In an apt example of Brooklyn’s transatlantic cultural influence, Jeppe Jarnit-Bjergsø moved his “gypsy beer” company Evil Twin Brewing from Copenhagen to Williamsburg in 2012. “We feel at home here,” he says. The brand contract-brews at various facilities around the United States and last year produced 13,000 barrels, with projected sales of 20,000 barrels in 2015. Jarnit-Bjergsø also helps run one of Brooklyn’s foremost beer-focused bars, Greenpoint’s 21-tap Tørst. The venue’s back room functions as Luksus, a Michelin-starred restaurant headed by Noma alumnus Daniel Burns that offers a 10-course tasting menu ($95) with an optional beer pairing ($45). Jarnit-Bjergsø initially worried that patrons might dislike pairing beer with high-end cuisine, but they’ve responded positively. Tørst’s rotating list typically includes five or six Evil Twin brews, plus selections from American and international craft brewers ($5 to $11 a 5-ounce or 8-ounce pour), and the bar’s high-tech “flux capacitor” draft system enables adjustments of nitrogen, carbon dioxide and temperature, depending on the requirements of each beer. “We’re extremely hardcore about what we serve,” Jarnit-Bjergsø explains. “It’s important that we can say, ‘We believe in every beer we sell.’
Throughout Brooklyn, both on-premise and off-premise operators view responsiveness as key to their success. “Our goal is to create a strong community in which we’re relevant,” Stephens of Franny’s says, noting that her retail shop, Bklyn Larder, and the forthcoming Rose’s Bar & Grill both aim to meet the changing needs of the area’s residents and, increasingly, tourists.

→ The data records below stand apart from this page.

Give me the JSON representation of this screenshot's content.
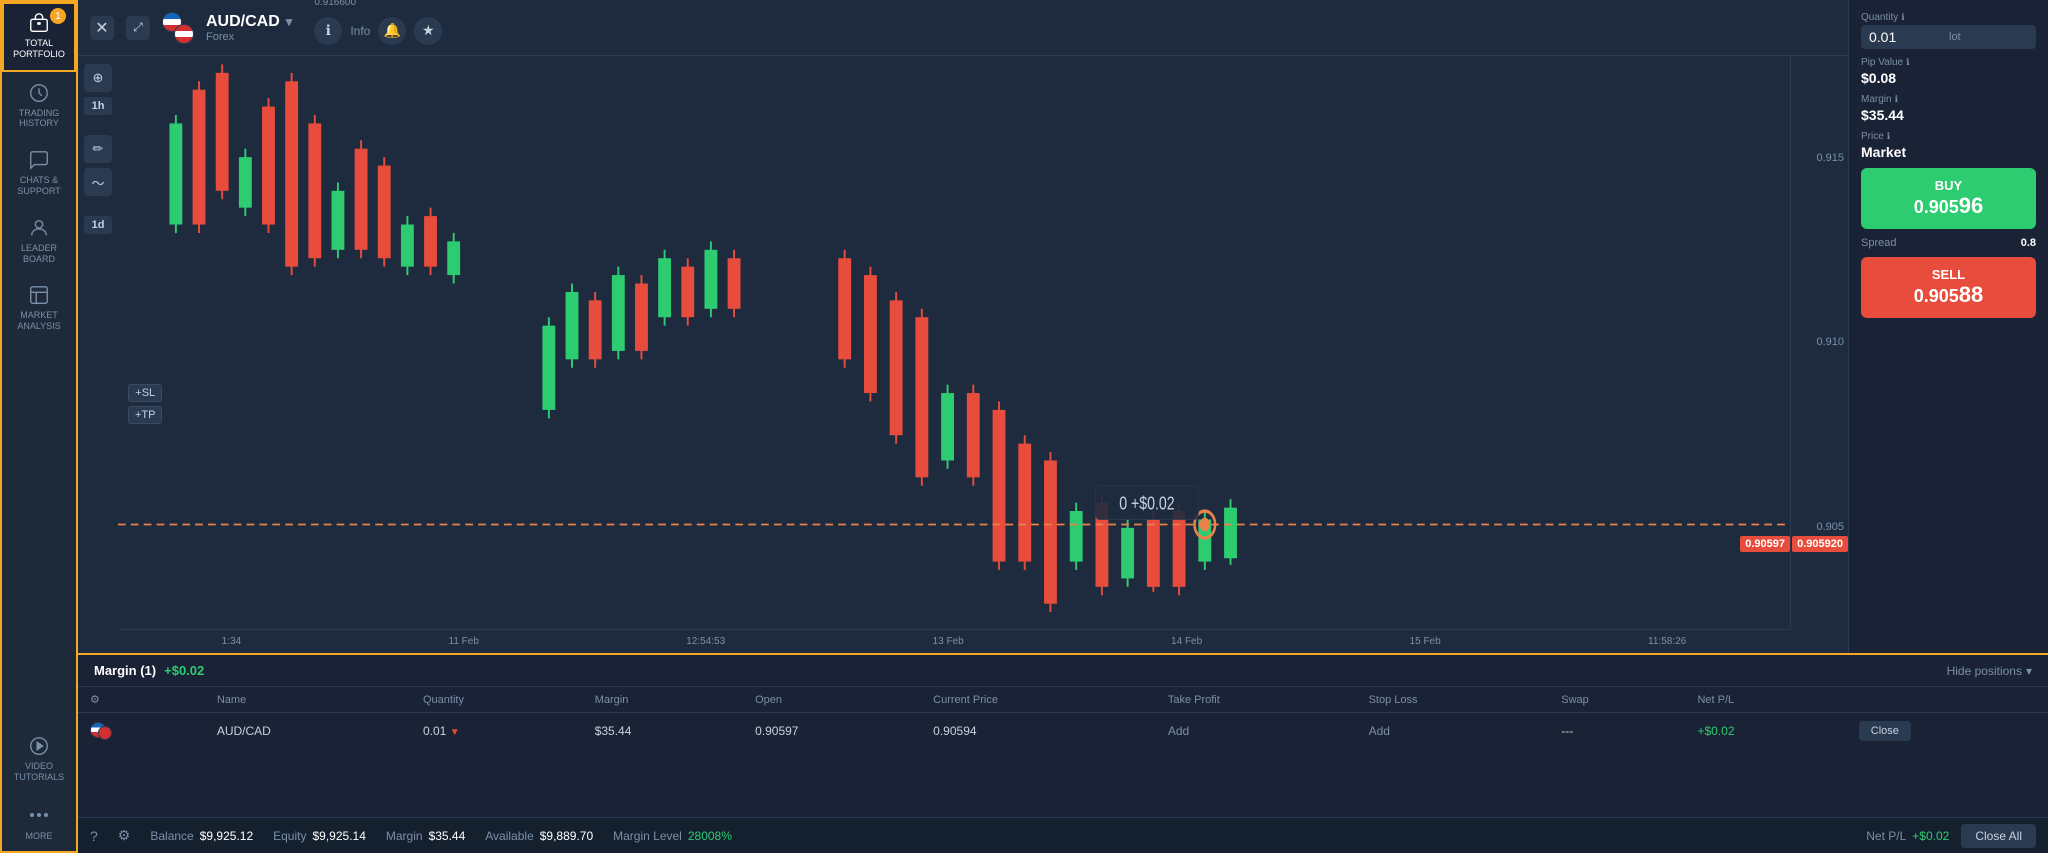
{
  "sidebar": {
    "items": [
      {
        "id": "total-portfolio",
        "label": "TOTAL\nPORTFOLIO",
        "icon": "portfolio",
        "active": true,
        "badge": "1"
      },
      {
        "id": "trading-history",
        "label": "TRADING\nHISTORY",
        "icon": "clock",
        "active": false
      },
      {
        "id": "chats-support",
        "label": "CHATS &\nSUPPORT",
        "icon": "chat",
        "active": false
      },
      {
        "id": "leaderboard",
        "label": "LEADER\nBOARD",
        "icon": "leaderboard",
        "active": false
      },
      {
        "id": "market-analysis",
        "label": "MARKET\nANALYSIS",
        "icon": "chart",
        "active": false
      },
      {
        "id": "video-tutorials",
        "label": "VIDEO\nTUTORIALS",
        "icon": "play",
        "active": false
      },
      {
        "id": "more",
        "label": "MORE",
        "icon": "dots",
        "active": false
      }
    ]
  },
  "header": {
    "pair": "AUD/CAD",
    "pair_type": "Forex",
    "price_overlay": "0.916600",
    "info_label": "Info"
  },
  "chart": {
    "timeframes": [
      "1h",
      "1d"
    ],
    "price_levels": [
      "0.915",
      "0.910",
      "0.905"
    ],
    "dates": [
      "11 Feb",
      "12:54:53",
      "13 Feb",
      "14 Feb",
      "15 Feb",
      "11:58:26"
    ],
    "dashed_line_price": "0.90597",
    "position_tooltip": "0  +$0.02",
    "price_tag_right": "0.90597",
    "price_tag_right2": "0.905920"
  },
  "order_panel": {
    "quantity_label": "Quantity",
    "quantity_value": "0.01",
    "quantity_unit": "lot",
    "pip_label": "Pip Value",
    "pip_value": "$0.08",
    "margin_label": "Margin",
    "margin_value": "$35.44",
    "price_label": "Price",
    "price_value": "Market",
    "buy_label": "BUY",
    "buy_price": "0.905​96",
    "sell_label": "SELL",
    "sell_price": "0.905​88",
    "spread_label": "Spread",
    "spread_value": "0.8"
  },
  "positions": {
    "header_margin": "Margin (1)",
    "header_profit": "+$0.02",
    "hide_label": "Hide positions",
    "columns": [
      "Name",
      "Quantity",
      "Margin",
      "Open",
      "Current Price",
      "Take Profit",
      "Stop Loss",
      "Swap",
      "Net P/L"
    ],
    "rows": [
      {
        "flag": "aud-cad",
        "name": "AUD/CAD",
        "quantity": "0.01",
        "direction": "down",
        "margin": "$35.44",
        "open": "0.90597",
        "current_price": "0.90594",
        "take_profit": "Add",
        "stop_loss": "Add",
        "swap": "---",
        "net_pl": "+$0.02",
        "action": "Close"
      }
    ]
  },
  "bottom_bar": {
    "balance_label": "Balance",
    "balance_value": "$9,925.12",
    "equity_label": "Equity",
    "equity_value": "$9,925.14",
    "margin_label": "Margin",
    "margin_value": "$35.44",
    "available_label": "Available",
    "available_value": "$9,889.70",
    "margin_level_label": "Margin Level",
    "margin_level_value": "28008%",
    "net_pl_label": "Net P/L",
    "net_pl_value": "+$0.02",
    "close_all_label": "Close All"
  }
}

After Hurricane Sandy struck in 2012, Dry Dock’s Kyle helped organize the nonprofit Restore Red Hook, raising funds for storm-damaged businesses that received little insurance reimbursement. “We’re now transferring that sense of community we created into a business improvement organization,” he says. Similarly, Brooklyn Wine Exchange has offered free wine and spirits classes as an integral part of its business model since opening. “It’s become a sort of social hall for the neighborhood,” Farrell explains, noting that the store’s two owners, Christopher Modica and Joseph Mastriano, grew up in the area and have other businesses there. “We have a strong connection to the community.”
For O’Keeffe at The River Café, who’s witnessed Brooklyn’s long-term transformation, staying relevant takes dedication. “My aim from the beginning was to produce a beautiful place,” he says. “We’re constantly working on it.” Though Maison Premiere has been around for a much shorter time, Elliott echoes this sentiment. “We’ve developed a culture of challenging ourselves, always looking for the next step, as a way to grow,” he says. “This approach really holds the program together and raises it to a higher level. We’re always trying to think about new ways to make a memorable experience for our guests.”